SERAP also said that the right to work is essential for realizing other human rights and forms an inseparable and inherent part of human dignity.

NAICOM plans micro-insurance for poor Nigerians

The National Insurance Commission (NAICOM) has promised to come up with an action plan for the promotion of micro-insurance that will reduce poverty and aid sustainable economic development in the country.

The Commissioner for Insurance, Mr Fola Daniel announced the plan at a stakeholders meeting on micro-finance in Abuja.

According to Mr Daniel, the commission is at the final stage of developing a reliable micro-insurance framework with clear rules for investment and innovative procedures to reach the poor.

He noted that NAICOM has been making concerted efforts to deepen the Nigerian insurance market.

He further revealed that NAICOM is at the final stage of developing a reliable micro-insurance framework with clear rules and procedures to reach the poor.

These small steps, he claimed are guaranteed to ensure that the insurance culture is deeply entrenched especially to benefit Nigerians at the grass root.

Through international collaborations, last year the commission conducted a nationwide study on the potentials of micro-insurance in Nigeria with a drive to develop micro-insurance specifically designed towards the protection of low-income earners in the country.

International partners at the meeting however lamented that the Nigerian insurance sector has a grossly untapped opportunity with low market penetration.

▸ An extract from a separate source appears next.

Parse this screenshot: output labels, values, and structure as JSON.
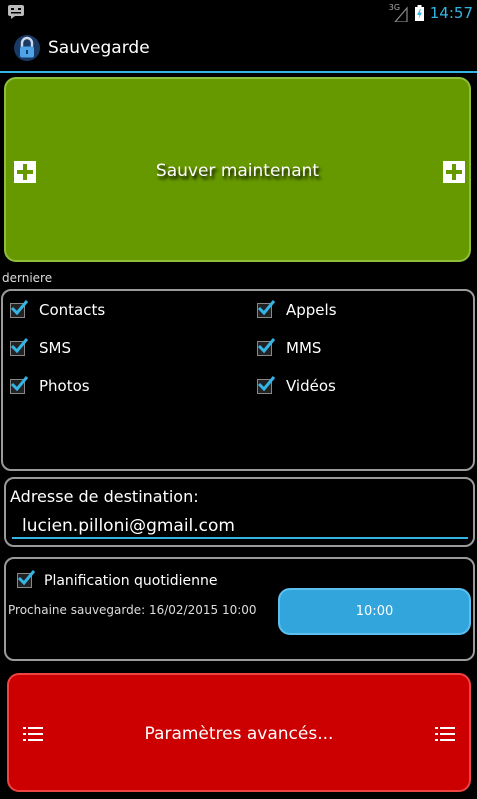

The chief technical advisor from the International Labour Organization (ILO), Mr Yoseph Aseffa called for more support from the government towards advancing the micro-insurance initiative in Nigeria.